A testicular exam is when you check for any abnormalities in the testicles based on their appearance and feel.
Testicular exams are an essential part of a physical exam for all males, ranging from babies to grown men.
In addition, regular testicular self-exams can help you be aware of changes that may occur in your testicles and can alert you to potential issues such as testicular cancer.
If you have questions regarding your testicles, a testicular self-examination, or a testicular cancer diagnosis, schedule a consultation with the team at Urology of Greater Atlanta.
Our expert urologists provide state-of-the-art diagnosis and personalized treatment, including testicular prosthesis procedures. Call or book an appointment now.
Why Should I get a Testicular Exam?
A testicular self-examination can help to detect testicular cancer at an early stage. In many cases, testicular cancer is found during a self-exam as a swollen testicle or a suspicious lump in the scrotum.
Early detection of testicular cancer is crucial to stop cancer from spreading throughout the body.
How to Perform a Testicular Self-Examination
Many doctors recommend that men examine their testicles on a monthly basis after puberty. A testicular self-exam is best performed while standing after a bath or shower when the scrotal skin sac is relaxed.
How to perform a testicular self-exam:
- Hold your penis out of the way and separately examine each testicle gently.
- Gently roll your testicle between your thumb and fingers.
- Look for any changes in the shape, size, and consistency of your testicles and feel for any hard lumps or nodules (smooth rounded masses).
When routinely conducting testicular self-exams, it is important to know what is normal and what is abnormal. For example, it is normal for one testicle to hang lower than the other testicle. It is also normal for one testicle to be slightly larger than the other.
When conducting a self-exam, men should be aware that each testicle has an epididymis (a small coiled tube on the back of the testes). This can feel like a small bump on the testis.
A normal testicle also contains tubes that carry sperm, blood vessels, and other supporting tissues. These can often be confused with abnormal lumps.

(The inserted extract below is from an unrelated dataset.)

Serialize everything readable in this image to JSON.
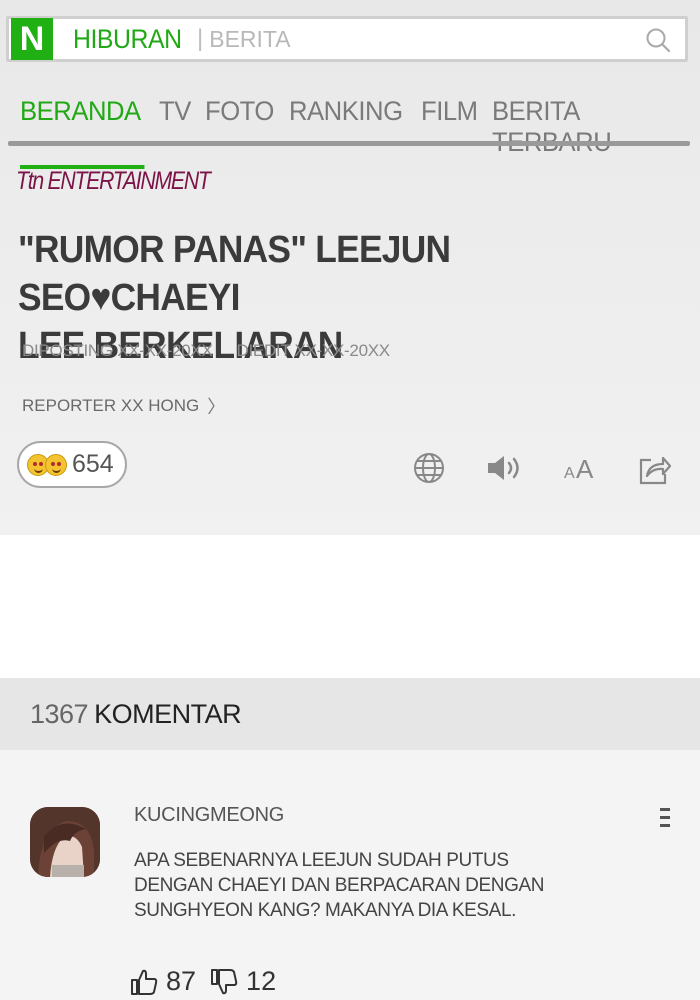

When to See a Doctor
The American Cancer Society and the National Cancer Institute advise men to see a doctor right away if they find an abnormal lump in their testicles.
At your appointment, your doctor will conduct a complete physical exam of your genitals, including your testicles, scrotum, and penis.
Your doctor will check these areas for swelling, lumps, and shrinkage. He may even conduct a testicular cancer screening.
How is Testicular Cancer Diagnosed?
Testicular cancer is often detected as a painless lump in the testicle. Testicular cancer is rare but most commonly occurs in men younger than age 35. When testicular cancer is found early, it is more likely to be cured.
If your doctor finds an abnormal lump in either of your testicles, he may order several different diagnostic tests to determine whether or not you have testicular cancer.
The following are some of the tests used to diagnose testicular cancer:
- X-ray of the spine
- MRI of the spine
- CT scan of the spine
- Blood test
If you have concerns regarding your testicles or a testicular self-exam or would like to schedule a testicular cancer screening, then make an appointment to speak to one of the urologists at Urology of Greater Atlanta. Call or book an appointment now.